If the lost tooth was a permanent tooth, there are four options available:

  1. Bridge – A bridge is when a false tooth is anchored into place by using sealant to attach it to the teeth on either side of it.
  2. Implant – An implant is when a screw is put into the jaw bone and then a false tooth is created from a mold.
  3. Denture – A denture is a false tooth that can be removed and cleaned.
  4. Leave the gap – This option may be the least popular, but it should be noted. 

All four options have varying costs and consequences. You would need to speak honestly with your pediatric dentist about the decision while you consider your child’s age, your financial situation, and your appearance preferences.

Potential Complications and Risks

No matter how straightforward the steps you need to take may seem, when a tooth is chipped, broken, or knocked out, there are potential risks and complications. 

If the nerve inside the tooth is injured or exposed it can be very painful. This may require a root canal. We place a lot of importance on submerging and storing broken or knocked out teeth in milk because as a tooth begins to die, it turns a black color. Restoring a tooth to its original color can be challenging if not impossible.

These kinds of dental emergencies commonly happen during sports activities. We recommend a mouth guard to protect your child’s smile. For more information about mouth guards, read our in-depth post, “Why Your Kids Should Use a Mouth Guard“.

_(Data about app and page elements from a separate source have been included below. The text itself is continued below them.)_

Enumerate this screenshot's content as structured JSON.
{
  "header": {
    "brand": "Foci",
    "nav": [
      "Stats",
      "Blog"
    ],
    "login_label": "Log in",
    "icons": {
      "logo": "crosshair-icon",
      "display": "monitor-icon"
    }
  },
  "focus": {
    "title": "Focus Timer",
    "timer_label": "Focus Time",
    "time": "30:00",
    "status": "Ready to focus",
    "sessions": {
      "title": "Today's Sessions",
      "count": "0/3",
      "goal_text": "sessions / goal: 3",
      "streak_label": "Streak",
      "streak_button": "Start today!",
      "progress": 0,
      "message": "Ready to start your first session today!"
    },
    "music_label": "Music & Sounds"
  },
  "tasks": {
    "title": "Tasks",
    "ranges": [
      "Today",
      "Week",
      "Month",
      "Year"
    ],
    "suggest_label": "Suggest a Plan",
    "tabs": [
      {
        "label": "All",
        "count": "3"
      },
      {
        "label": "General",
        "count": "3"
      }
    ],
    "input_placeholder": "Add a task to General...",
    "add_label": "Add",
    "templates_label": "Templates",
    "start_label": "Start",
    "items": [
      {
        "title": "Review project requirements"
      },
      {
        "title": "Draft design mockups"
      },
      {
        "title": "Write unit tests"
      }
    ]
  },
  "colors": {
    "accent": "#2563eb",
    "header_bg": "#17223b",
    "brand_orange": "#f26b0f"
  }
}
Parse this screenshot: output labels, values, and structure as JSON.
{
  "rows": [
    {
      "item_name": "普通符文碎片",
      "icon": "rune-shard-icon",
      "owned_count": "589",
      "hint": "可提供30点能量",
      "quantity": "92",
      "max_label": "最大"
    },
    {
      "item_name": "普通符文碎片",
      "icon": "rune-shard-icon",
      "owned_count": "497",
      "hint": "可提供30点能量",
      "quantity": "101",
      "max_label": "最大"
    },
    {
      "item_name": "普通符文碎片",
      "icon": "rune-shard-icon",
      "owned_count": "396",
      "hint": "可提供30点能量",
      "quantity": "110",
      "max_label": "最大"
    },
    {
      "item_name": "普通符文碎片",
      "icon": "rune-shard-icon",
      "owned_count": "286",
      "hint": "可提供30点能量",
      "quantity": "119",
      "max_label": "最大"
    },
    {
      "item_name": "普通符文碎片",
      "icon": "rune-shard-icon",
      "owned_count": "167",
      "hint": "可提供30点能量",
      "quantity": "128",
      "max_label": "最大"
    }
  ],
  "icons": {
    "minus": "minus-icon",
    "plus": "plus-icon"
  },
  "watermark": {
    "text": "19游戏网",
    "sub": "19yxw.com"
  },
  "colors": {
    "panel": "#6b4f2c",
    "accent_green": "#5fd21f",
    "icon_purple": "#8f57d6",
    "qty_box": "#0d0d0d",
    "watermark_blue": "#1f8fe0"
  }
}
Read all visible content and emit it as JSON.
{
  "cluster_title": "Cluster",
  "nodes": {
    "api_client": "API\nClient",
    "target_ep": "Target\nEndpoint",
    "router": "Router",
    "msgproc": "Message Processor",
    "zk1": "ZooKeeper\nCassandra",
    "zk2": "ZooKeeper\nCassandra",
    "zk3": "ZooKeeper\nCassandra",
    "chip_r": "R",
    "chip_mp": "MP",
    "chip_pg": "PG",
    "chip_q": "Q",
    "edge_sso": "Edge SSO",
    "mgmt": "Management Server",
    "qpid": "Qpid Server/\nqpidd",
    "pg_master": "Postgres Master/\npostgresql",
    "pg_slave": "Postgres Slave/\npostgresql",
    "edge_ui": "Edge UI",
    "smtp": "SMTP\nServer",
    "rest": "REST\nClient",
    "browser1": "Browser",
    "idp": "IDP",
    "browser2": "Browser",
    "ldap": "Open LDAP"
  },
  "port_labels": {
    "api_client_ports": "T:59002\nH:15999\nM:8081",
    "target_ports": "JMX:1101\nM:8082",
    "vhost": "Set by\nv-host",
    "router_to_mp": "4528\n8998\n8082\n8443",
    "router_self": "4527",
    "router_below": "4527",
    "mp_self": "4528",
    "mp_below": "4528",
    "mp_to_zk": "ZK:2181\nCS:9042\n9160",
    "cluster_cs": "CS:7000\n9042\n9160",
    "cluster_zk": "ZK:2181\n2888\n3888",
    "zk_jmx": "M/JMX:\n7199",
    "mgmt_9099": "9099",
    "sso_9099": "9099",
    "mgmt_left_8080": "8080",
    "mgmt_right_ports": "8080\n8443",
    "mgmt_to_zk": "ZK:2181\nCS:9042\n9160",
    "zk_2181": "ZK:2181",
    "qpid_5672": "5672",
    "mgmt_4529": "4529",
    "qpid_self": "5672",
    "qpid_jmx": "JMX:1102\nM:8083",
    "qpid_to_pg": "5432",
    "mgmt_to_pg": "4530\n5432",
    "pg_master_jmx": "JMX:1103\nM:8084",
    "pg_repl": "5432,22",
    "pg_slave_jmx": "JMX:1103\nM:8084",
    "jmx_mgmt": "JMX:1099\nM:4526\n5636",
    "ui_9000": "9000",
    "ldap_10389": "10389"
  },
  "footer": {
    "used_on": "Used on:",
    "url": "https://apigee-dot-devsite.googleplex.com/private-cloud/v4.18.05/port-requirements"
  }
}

Contact Utah Pediatric Dentists for Your Dental Emergencies

Utah Pediatric Dentists serve the Salt Lake City community at four convenient locations. If you have a dental emergency, one of our offices is sure to be near you. Dental emergencies for kids can be scary and painful. Our offices are comfortable and inviting to kids of all ages and we are fully equipped for in office sedation when appropriate.

If you have a dental emergency, don’t hesitate to contact us!